TMT samples are to be submitted as complex mixture samples. It is the responsibility of the customer to ensure that similar amounts of protein is present in each sample and that the samples are contaminant free. A full description of TMT is outside the scope of this website, but details can be found at:
Samples to be analyzed by TMT quantitation should be submitted as in-gel complex mixture samples. Analysis of acquired mass-spectrometry data will be performed with Proteome Discoverer 2.1 software.
What Does it Cost?
$1500 for TMT 6-plex, $2000 for TMT 10-plex.
What We Do
We run your TMT samples on our Orbitrap Fusion Lumos mass-spectrometry platforms, using an appropriate LC-MS/MS method. We identify and quantify peptides and proteins from samples using Proteome Discoverer 2.1, and send you a spreadsheet including a list of proteins present and the relative amount of each protein in each sample.
What You Must Do
Prior to submitting TMT samples you should:
- Contact us before beginning the experiment to discuss experimental design, .
- Ensure all samples have similar amounts of protein.
- Run your protein mixtures into the top of the resolving portion of an SDS-PAGE gel. Run in 5-10mm to submit as a single sample.
- Cut out each stained area as a 5-10mm slice. Each slice will be submitted in a separate tube. Do not cut out the very top of the gel (loading/stacking) area, which is likely to have detergent from your buffer on its surface.

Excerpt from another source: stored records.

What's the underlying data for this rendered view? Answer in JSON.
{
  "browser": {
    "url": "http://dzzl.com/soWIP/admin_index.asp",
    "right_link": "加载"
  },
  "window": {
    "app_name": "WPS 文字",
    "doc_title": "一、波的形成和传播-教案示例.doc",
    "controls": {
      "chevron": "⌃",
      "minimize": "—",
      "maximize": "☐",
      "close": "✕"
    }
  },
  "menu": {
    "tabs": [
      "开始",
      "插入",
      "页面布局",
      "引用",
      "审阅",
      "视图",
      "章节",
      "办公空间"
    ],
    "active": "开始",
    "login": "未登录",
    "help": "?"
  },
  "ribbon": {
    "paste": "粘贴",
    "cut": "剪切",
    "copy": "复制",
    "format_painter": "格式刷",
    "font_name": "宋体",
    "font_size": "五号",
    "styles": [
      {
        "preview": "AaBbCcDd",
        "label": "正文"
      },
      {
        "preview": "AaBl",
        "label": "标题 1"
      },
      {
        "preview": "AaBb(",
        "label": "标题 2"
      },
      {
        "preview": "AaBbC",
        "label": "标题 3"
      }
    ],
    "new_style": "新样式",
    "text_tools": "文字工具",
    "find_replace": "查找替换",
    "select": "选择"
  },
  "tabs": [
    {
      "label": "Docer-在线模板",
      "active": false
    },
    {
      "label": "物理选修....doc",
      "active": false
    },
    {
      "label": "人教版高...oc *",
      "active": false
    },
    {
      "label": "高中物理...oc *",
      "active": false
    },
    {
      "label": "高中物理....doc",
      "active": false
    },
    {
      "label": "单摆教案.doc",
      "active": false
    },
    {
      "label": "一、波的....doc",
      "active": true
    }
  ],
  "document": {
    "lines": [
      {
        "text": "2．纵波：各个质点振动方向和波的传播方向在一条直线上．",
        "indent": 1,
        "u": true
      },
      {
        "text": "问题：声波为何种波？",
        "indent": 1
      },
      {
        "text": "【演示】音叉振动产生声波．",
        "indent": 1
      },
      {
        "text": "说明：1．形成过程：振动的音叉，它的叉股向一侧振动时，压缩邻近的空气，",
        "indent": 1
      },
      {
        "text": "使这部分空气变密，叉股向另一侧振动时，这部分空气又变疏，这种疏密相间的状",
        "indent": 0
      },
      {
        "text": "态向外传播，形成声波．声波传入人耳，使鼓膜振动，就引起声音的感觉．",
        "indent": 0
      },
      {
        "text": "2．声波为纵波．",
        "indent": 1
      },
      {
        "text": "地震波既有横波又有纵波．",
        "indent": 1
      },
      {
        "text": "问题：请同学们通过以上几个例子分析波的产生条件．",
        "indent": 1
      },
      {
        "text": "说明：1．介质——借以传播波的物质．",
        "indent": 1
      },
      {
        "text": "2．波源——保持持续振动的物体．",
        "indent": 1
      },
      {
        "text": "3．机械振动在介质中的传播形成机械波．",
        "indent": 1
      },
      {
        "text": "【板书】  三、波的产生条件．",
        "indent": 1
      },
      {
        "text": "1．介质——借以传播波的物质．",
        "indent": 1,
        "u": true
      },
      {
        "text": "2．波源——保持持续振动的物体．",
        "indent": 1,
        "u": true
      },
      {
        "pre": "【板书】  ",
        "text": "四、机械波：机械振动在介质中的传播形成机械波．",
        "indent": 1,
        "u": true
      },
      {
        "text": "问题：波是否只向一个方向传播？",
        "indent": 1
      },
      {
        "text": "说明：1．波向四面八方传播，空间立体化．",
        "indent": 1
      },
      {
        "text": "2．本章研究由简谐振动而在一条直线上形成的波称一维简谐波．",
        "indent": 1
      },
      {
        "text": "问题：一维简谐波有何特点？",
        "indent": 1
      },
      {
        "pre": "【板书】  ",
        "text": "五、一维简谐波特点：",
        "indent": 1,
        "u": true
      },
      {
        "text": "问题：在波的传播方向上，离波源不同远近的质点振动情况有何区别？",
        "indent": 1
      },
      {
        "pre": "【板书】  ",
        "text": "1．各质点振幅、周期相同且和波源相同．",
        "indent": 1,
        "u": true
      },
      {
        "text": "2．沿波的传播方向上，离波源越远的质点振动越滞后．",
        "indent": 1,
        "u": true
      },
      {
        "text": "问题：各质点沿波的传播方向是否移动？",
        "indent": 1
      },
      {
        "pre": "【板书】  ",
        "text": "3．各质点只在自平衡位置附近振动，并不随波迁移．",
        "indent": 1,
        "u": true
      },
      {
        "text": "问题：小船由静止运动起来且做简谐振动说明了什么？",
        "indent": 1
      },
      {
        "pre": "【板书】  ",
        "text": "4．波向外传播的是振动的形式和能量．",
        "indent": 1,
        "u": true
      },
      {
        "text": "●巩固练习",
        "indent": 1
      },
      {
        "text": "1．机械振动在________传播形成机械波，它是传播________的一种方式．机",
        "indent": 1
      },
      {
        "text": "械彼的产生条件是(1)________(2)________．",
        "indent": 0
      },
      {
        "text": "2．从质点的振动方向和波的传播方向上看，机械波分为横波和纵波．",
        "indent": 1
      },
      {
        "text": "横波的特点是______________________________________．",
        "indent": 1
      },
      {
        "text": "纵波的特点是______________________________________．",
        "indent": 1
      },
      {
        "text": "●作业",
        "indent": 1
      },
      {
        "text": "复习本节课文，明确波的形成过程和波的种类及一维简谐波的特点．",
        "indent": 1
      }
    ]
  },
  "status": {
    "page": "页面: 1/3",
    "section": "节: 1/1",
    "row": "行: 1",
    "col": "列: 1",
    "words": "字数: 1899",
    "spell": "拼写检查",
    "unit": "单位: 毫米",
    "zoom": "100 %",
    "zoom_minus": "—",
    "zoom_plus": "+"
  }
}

- Adhere to our guidance when cutting out the band, ensuring you dice each band into 1mm cubes (no smaller) etc. and ensure your slice(s) are no larger than 10mm of gel.
- Place each slice into an Eppendorf 1.5ml tube, which has been rinsed with 50% organic solvent and millipure water.
- Follow the general guidelines for sample submission.
Appropriate experimental design and statistical analysis of results are key to a successful quantitative proteomics experiment. You must contact us before beginning your quantitative experiment. Biological and technical repeats are necessary for robust results, so quantitative experiments can be lengthy and expensive. Careful consideration upfront prevents wasted time and money later.
If you are planning TMT samples please always contact ProteomicsCore@UTSouthwestern.edu before you prepare and submit your samples.